democracies in transition from falling back now appears more difficult than we used to think. Meanwhile the resistance mounted by the opponents of

reform in many of the non-democracies looks as firm as ever: highly authoritarian regimes are among the most durable regimes, and semi-democratic regimes are vulnerable by comparison (Hadenius and Teorell 2007). In addition, we are all now more aware of the existence of many fragile and failing states, the Democratic Republic of the Congo, for example. These provide particularly hostile terrain for establishing democracy. The staging of elections has proven to be premature. The challenges in these different categories of country are all different. The fact of difference compounds the challenge facing democracy promoters, who cannot hope to alight on a single model or just one approach to promoting democracy that would suit all circumstances. Their ability to transfer lessons of experience from one country or set of countries to another is severely circumscribed, which makes their task more difficult. The aim of this book is to explore the widespread contention that new

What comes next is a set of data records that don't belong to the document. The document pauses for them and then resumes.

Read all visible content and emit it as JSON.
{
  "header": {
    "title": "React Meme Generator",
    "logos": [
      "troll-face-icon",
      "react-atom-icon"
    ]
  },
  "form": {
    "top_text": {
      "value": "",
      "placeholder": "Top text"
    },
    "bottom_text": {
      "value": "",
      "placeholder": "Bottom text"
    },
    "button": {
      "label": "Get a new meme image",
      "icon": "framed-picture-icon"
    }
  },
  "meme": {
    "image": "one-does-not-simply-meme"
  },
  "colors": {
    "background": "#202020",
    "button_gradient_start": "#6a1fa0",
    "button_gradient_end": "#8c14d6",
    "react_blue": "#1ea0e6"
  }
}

challenges and obstacles have arisen to democratization and to the spread of democracy around the world. This means exploring what lies behind the claims that a crisis exists or is now looming, and assessing their accuracy. And it means doing it in a format that brings together the several different strands of the debate. The book makes no assumption that all the more pessimistic claims are correct. After all, while Hadenius and Teorell (2007) calculate that more than three-quarters of transitions from authoritarian rule in the years 1972-2003 produced not democracy but yet another authoritarian regime, they also claim that because multiparty regimes are now common among authoritarian regimes, this offers a hopeful sign for democracy’s future. Similarly, far from international democracy support having now been discredited and disowned in all quarters, in 2008, Britain’s Foreign Minister David Miliband said unequivocally in a speech entitled ‘The Democratic Imperative’, ‘I am unapologetic about a mission to help democracy spread throughout the world.’3 While less vocal on the issue than his predecessor in the White House, US President Obama in his inaugural speech on 20 January 2009 hinted more at a new approach to freedom and democracy support, not a policy of abandonment. Rather than take sides, then, this book seeks to interrogate the arguments,

to try to establish where the balance of evidence and reasoning lies. Based on the evidence and reasoning provided in the intervening chapters, the final chapter will sum up the forces and conditions where detailed knowledge can help us not to predict with certainty the future of democratization or even the future of democracy promotion but, rather, to establish the most important influences that may well have a significant bearing on the outlook for both of these. The central questions to be borne in mind throughout can be summarized

very simply: is democratization in trouble and, if so, what is the nature of the problem and how serious is it? Are viable alternatives to democracy now coming forward? Is old-style democracy promotion past its sell-by date, and, if so, are actors who are central to it developing an effective response? And

what can the new challenges facing democratization and democracy promotion tell us about the future for democratization and the global political order?4